Work instruction:
Starting from the line containing "Parse this screenshot: output", give again every line through the end of the entries, word for word. Pictures stay out of the copy.

Material for this exercise:
##########

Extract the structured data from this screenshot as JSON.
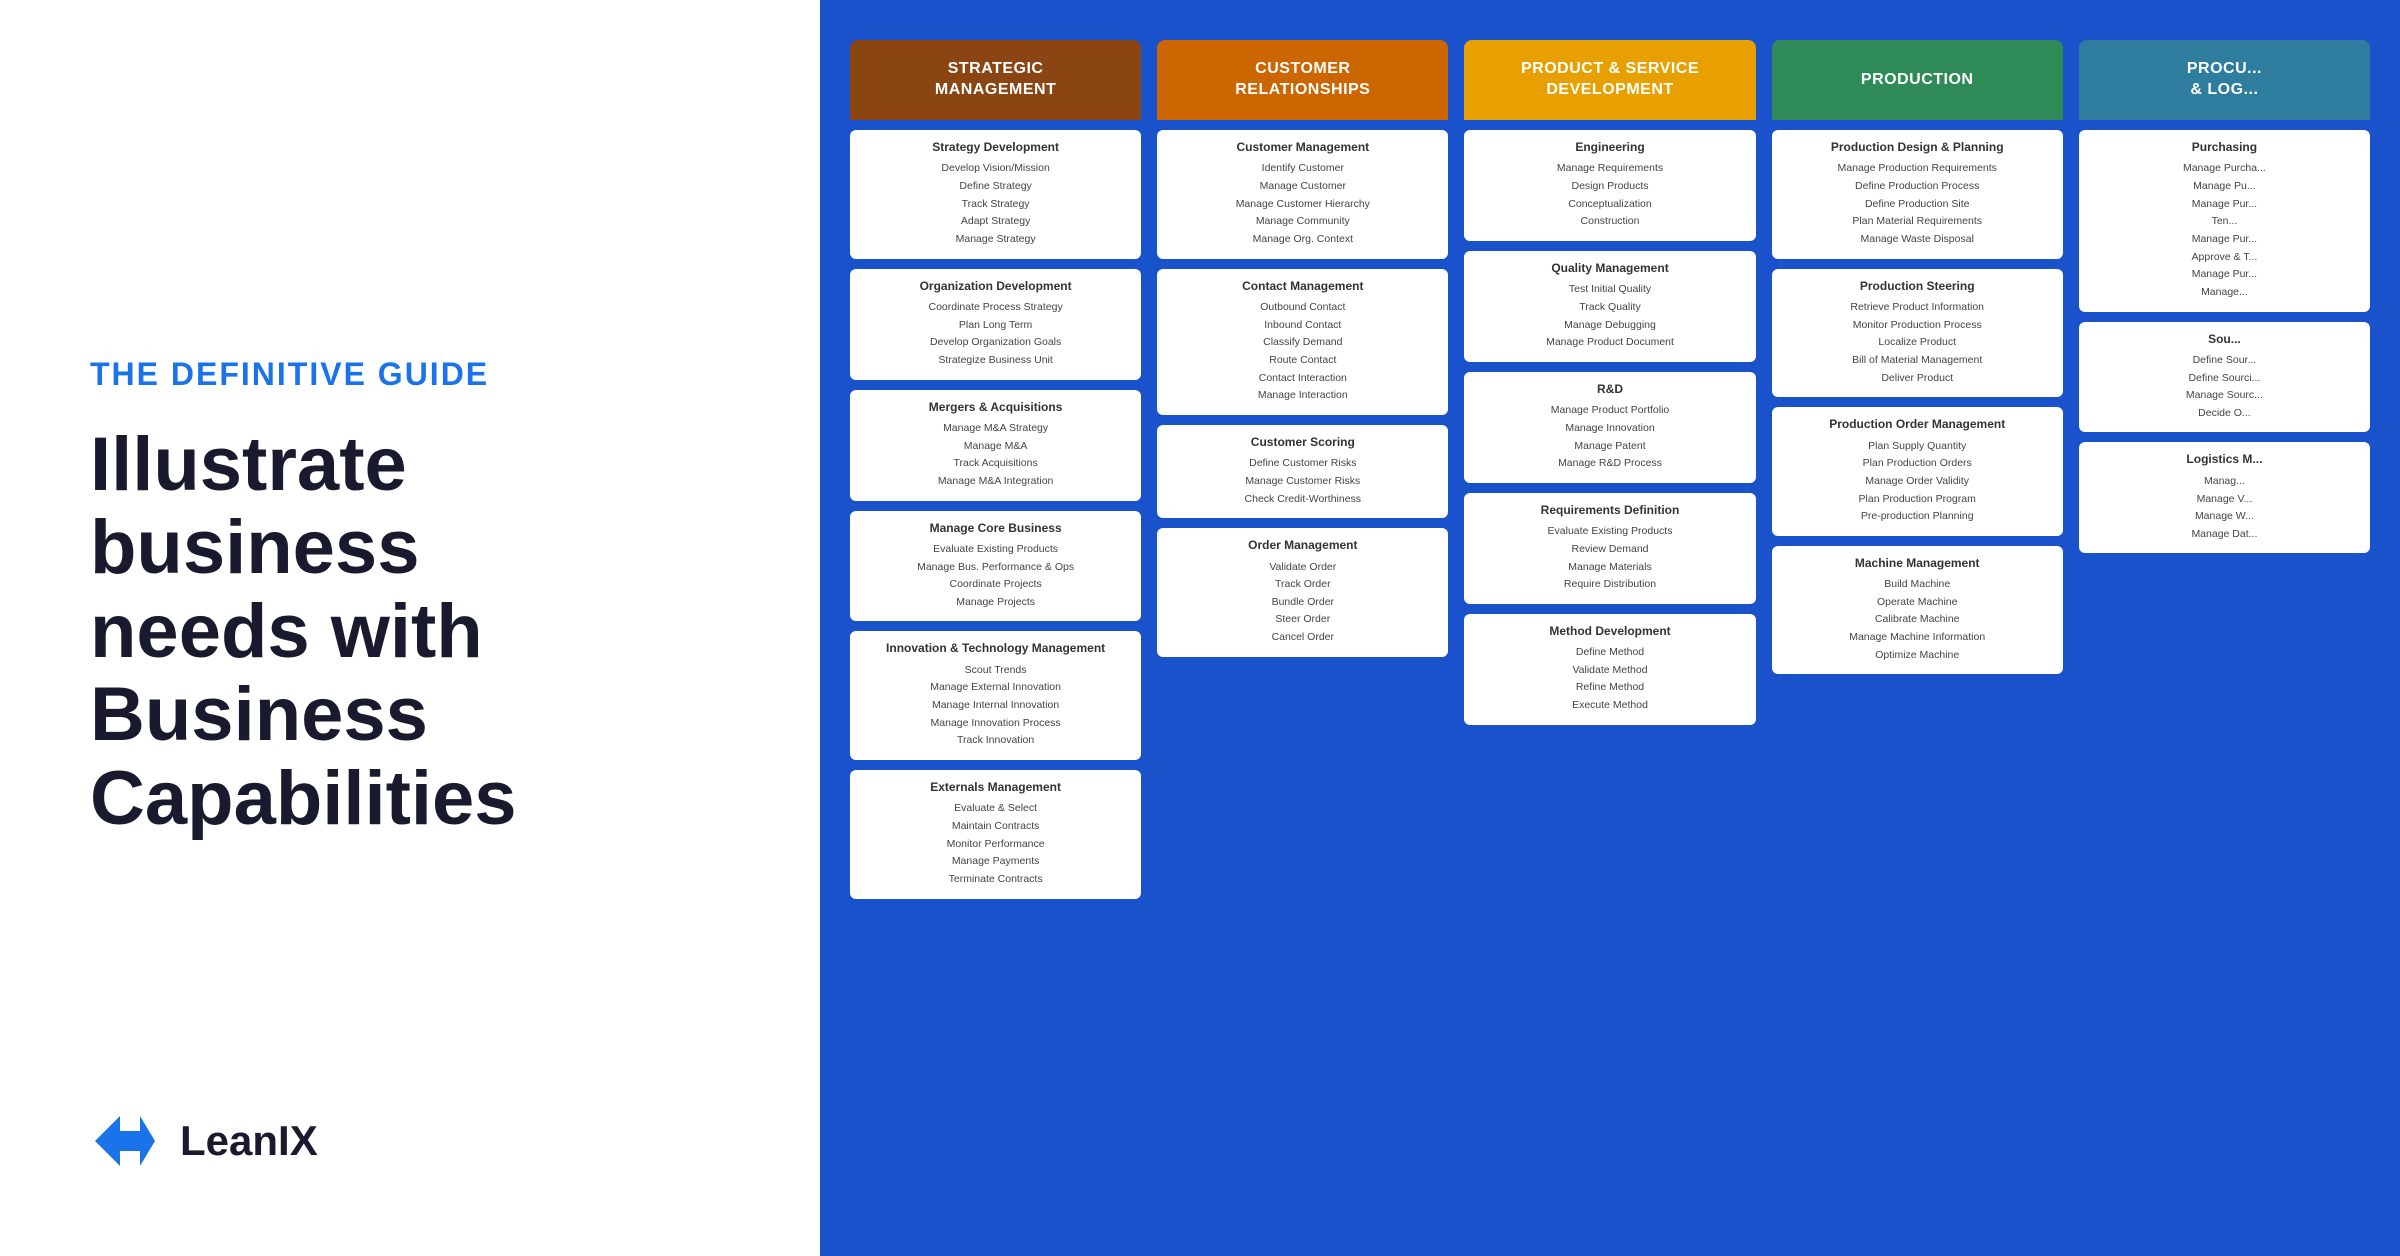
{
  "left": {
    "guide_label": "THE DEFINITIVE GUIDE",
    "heading_line1": "Illustrate business",
    "heading_line2": "needs with Business",
    "heading_line3": "Capabilities",
    "logo_text": "LeanIX"
  },
  "columns": [
    {
      "id": "strategic",
      "header": "STRATEGIC\nMANAGEMENT",
      "color_class": "strategic",
      "groups": [
        {
          "title": "Strategy Development",
          "items": [
            "Develop Vision/Mission",
            "Define Strategy",
            "Track Strategy",
            "Adapt Strategy",
            "Manage Strategy"
          ]
        },
        {
          "title": "Organization Development",
          "items": [
            "Coordinate Process Strategy",
            "Plan Long Term",
            "Develop Organization Goals",
            "Strategize Business Unit"
          ]
        },
        {
          "title": "Mergers & Acquisitions",
          "items": [
            "Manage M&A Strategy",
            "Manage M&A",
            "Track Acquisitions",
            "Manage M&A Integration"
          ]
        },
        {
          "title": "Manage Core Business",
          "items": [
            "Evaluate Existing Products",
            "Manage Bus. Performance & Ops",
            "Coordinate Projects",
            "Manage Projects"
          ]
        },
        {
          "title": "Innovation & Technology Management",
          "items": [
            "Scout Trends",
            "Manage External Innovation",
            "Manage Internal Innovation",
            "Manage Innovation Process",
            "Track Innovation"
          ]
        },
        {
          "title": "Externals Management",
          "items": [
            "Evaluate & Select",
            "Maintain Contracts",
            "Monitor Performance",
            "Manage Payments",
            "Terminate Contracts"
          ]
        }
      ]
    },
    {
      "id": "customer",
      "header": "CUSTOMER\nRELATIONSHIPS",
      "color_class": "customer",
      "groups": [
        {
          "title": "Customer Management",
          "items": [
            "Identify Customer",
            "Manage Customer",
            "Manage Customer Hierarchy",
            "Manage Community",
            "Manage Org. Context"
          ]
        },
        {
          "title": "Contact Management",
          "items": [
            "Outbound Contact",
            "Inbound Contact",
            "Classify Demand",
            "Route Contact",
            "Contact Interaction",
            "Manage Interaction"
          ]
        },
        {
          "title": "Customer Scoring",
          "items": [
            "Define Customer Risks",
            "Manage Customer Risks",
            "Check Credit-Worthiness"
          ]
        },
        {
          "title": "Order Management",
          "items": [
            "Validate Order",
            "Track Order",
            "Bundle Order",
            "Steer Order",
            "Cancel Order"
          ]
        }
      ]
    },
    {
      "id": "product",
      "header": "PRODUCT & SERVICE\nDEVELOPMENT",
      "color_class": "product",
      "groups": [
        {
          "title": "Engineering",
          "items": [
            "Manage Requirements",
            "Design Products",
            "Conceptualization",
            "Construction"
          ]
        },
        {
          "title": "Quality Management",
          "items": [
            "Test Initial Quality",
            "Track Quality",
            "Manage Debugging",
            "Manage Product Document"
          ]
        },
        {
          "title": "R&D",
          "items": [
            "Manage Product Portfolio",
            "Manage Innovation",
            "Manage Patent",
            "Manage R&D Process"
          ]
        },
        {
          "title": "Requirements Definition",
          "items": [
            "Evaluate Existing Products",
            "Review Demand",
            "Manage Materials",
            "Require Distribution"
          ]
        },
        {
          "title": "Method Development",
          "items": [
            "Define Method",
            "Validate Method",
            "Refine Method",
            "Execute Method"
          ]
        }
      ]
    },
    {
      "id": "production",
      "header": "PRODUCTION",
      "color_class": "production",
      "groups": [
        {
          "title": "Production Design & Planning",
          "items": [
            "Manage Production Requirements",
            "Define Production Process",
            "Define Production Site",
            "Plan Material Requirements",
            "Manage Waste Disposal"
          ]
        },
        {
          "title": "Production Steering",
          "items": [
            "Retrieve Product Information",
            "Monitor Production Process",
            "Localize Product",
            "Bill of Material Management",
            "Deliver Product"
          ]
        },
        {
          "title": "Production Order Management",
          "items": [
            "Plan Supply Quantity",
            "Plan Production Orders",
            "Manage Order Validity",
            "Plan Production Program",
            "Pre-production Planning"
          ]
        },
        {
          "title": "Machine Management",
          "items": [
            "Build Machine",
            "Operate Machine",
            "Calibrate Machine",
            "Manage Machine Information",
            "Optimize Machine"
          ]
        }
      ]
    },
    {
      "id": "procurement",
      "header": "PROCU...\n& LOG...",
      "color_class": "procurement",
      "groups": [
        {
          "title": "Purchasing",
          "items": [
            "Manage Purcha...",
            "Manage Pu...",
            "Manage Pur...",
            "Ten...",
            "Manage Pur...",
            "Approve & T...",
            "Manage Pur...",
            "Manage..."
          ]
        },
        {
          "title": "Sou...",
          "items": [
            "Define Sour...",
            "Define Sourci...",
            "Manage Sourc...",
            "Decide O..."
          ]
        },
        {
          "title": "Logistics M...",
          "items": [
            "Manag...",
            "Manage V...",
            "Manage W...",
            "Manage Dat..."
          ]
        }
      ]
    }
  ]
}
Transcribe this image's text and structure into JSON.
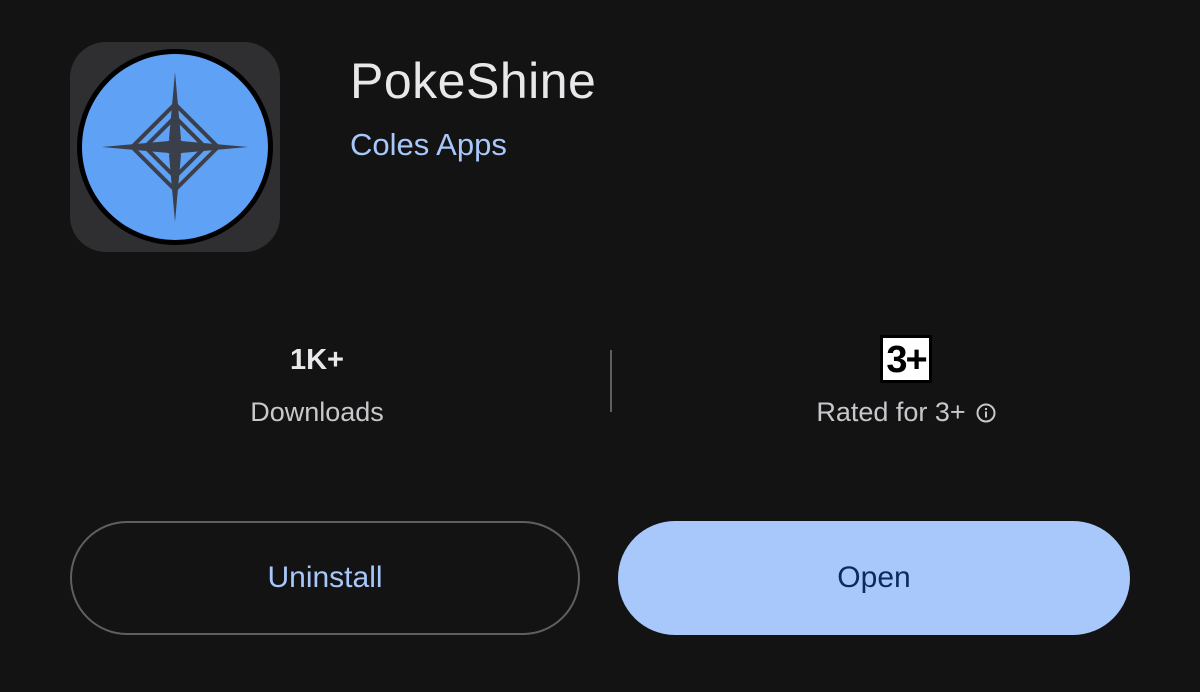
{
  "app": {
    "name": "PokeShine",
    "developer": "Coles Apps",
    "icon": "pokeshine-logo-icon"
  },
  "stats": {
    "downloads": {
      "value": "1K+",
      "label": "Downloads"
    },
    "rating": {
      "badge": "3+",
      "label": "Rated for 3+",
      "info_icon": "info-icon"
    }
  },
  "actions": {
    "uninstall_label": "Uninstall",
    "open_label": "Open"
  },
  "colors": {
    "background": "#131314",
    "accent": "#a8c7fa",
    "icon_blue": "#5ea1f5"
  }
}
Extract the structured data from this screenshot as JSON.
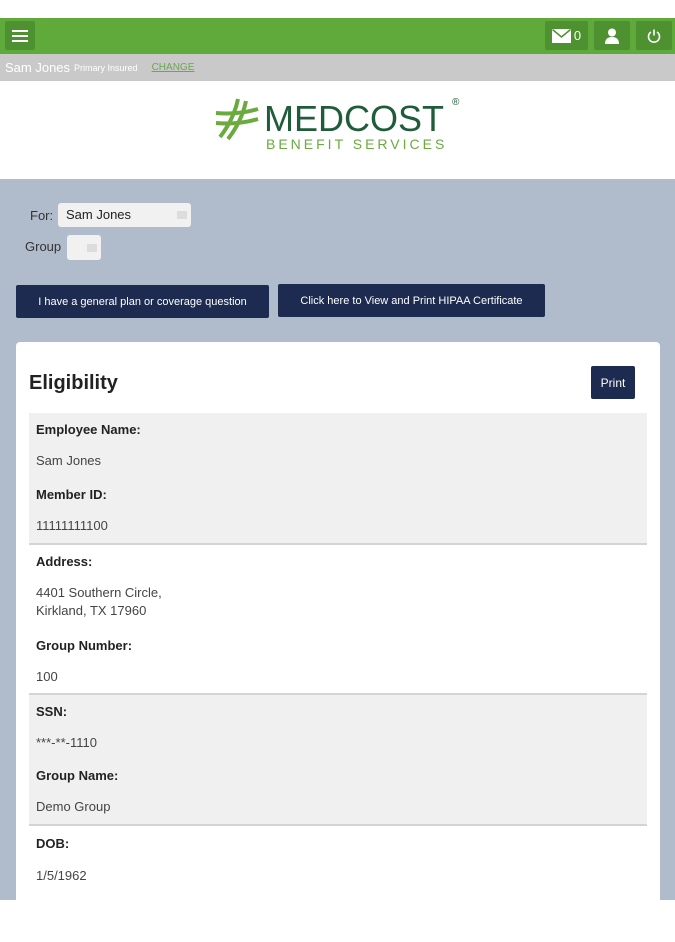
{
  "topbar": {
    "mail_count": "0"
  },
  "subbar": {
    "name": "Sam Jones",
    "role": "Primary Insured",
    "change": "CHANGE"
  },
  "logo": {
    "main": "MEDCOST",
    "reg": "®",
    "sub": "BENEFIT SERVICES"
  },
  "filters": {
    "for_label": "For:",
    "for_value": "Sam Jones",
    "group_label": "Group"
  },
  "buttons": {
    "question": "I have a general plan or coverage question",
    "hipaa": "Click here to View and Print HIPAA Certificate"
  },
  "card": {
    "title": "Eligibility",
    "print": "Print"
  },
  "fields": {
    "employee_name_label": "Employee Name:",
    "employee_name": "Sam Jones",
    "member_id_label": "Member ID:",
    "member_id": "11111111100",
    "address_label": "Address:",
    "address_line1": "4401 Southern Circle,",
    "address_line2": "Kirkland, TX 17960",
    "group_number_label": "Group Number:",
    "group_number": "100",
    "ssn_label": "SSN:",
    "ssn": "***-**-1110",
    "group_name_label": "Group Name:",
    "group_name": "Demo Group",
    "dob_label": "DOB:",
    "dob": "1/5/1962"
  },
  "colors": {
    "topbar": "#5faa3a",
    "navy": "#1c2b4f",
    "page_bg": "#b0bccc"
  }
}
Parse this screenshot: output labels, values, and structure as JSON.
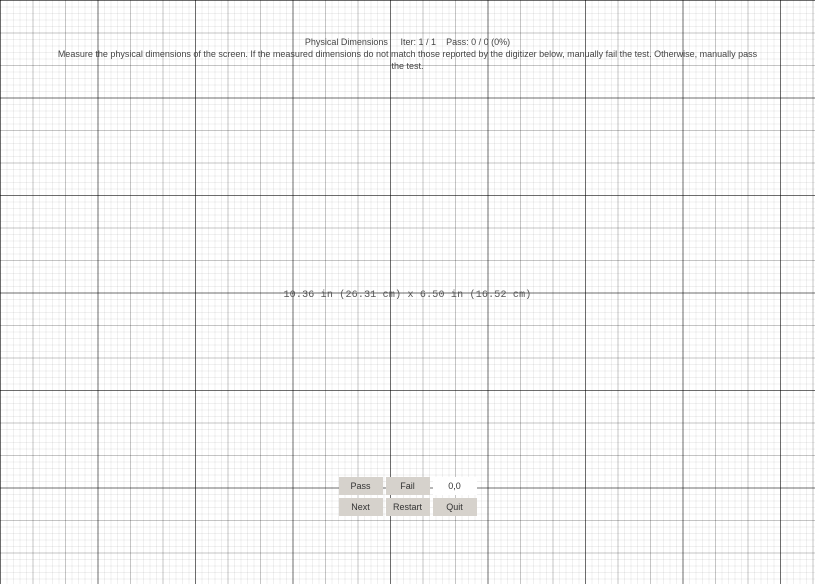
{
  "header": {
    "title": "Physical Dimensions",
    "iter_label": "Iter:",
    "iter_value": "1 / 1",
    "pass_label": "Pass:",
    "pass_value": "0 / 0 (0%)",
    "instructions": "Measure the physical dimensions of the screen. If the measured dimensions do not match those reported by the digitizer below, manually fail the test. Otherwise, manually pass the test."
  },
  "measurement": {
    "display_text": "10.36 in (26.31 cm) x 6.50 in (16.52 cm)"
  },
  "buttons": {
    "pass": "Pass",
    "fail": "Fail",
    "next": "Next",
    "restart": "Restart",
    "quit": "Quit"
  },
  "readout": {
    "value": "0,0"
  }
}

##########

Response to the exercise:
Parse this screenshot: output labels, values, and structure as JSON.
{
  "header": {
    "title": "Physical Dimensions",
    "iter_label": "Iter:",
    "iter_value": "1 / 1",
    "pass_label": "Pass:",
    "pass_value": "0 / 0 (0%)",
    "instructions": "Measure the physical dimensions of the screen. If the measured dimensions do not match those reported by the digitizer below, manually fail the test. Otherwise, manually pass the test."
  },
  "measurement": {
    "display_text": "10.36 in (26.31 cm) x 6.50 in (16.52 cm)"
  },
  "buttons": {
    "pass": "Pass",
    "fail": "Fail",
    "next": "Next",
    "restart": "Restart",
    "quit": "Quit"
  },
  "readout": {
    "value": "0,0"
  }
}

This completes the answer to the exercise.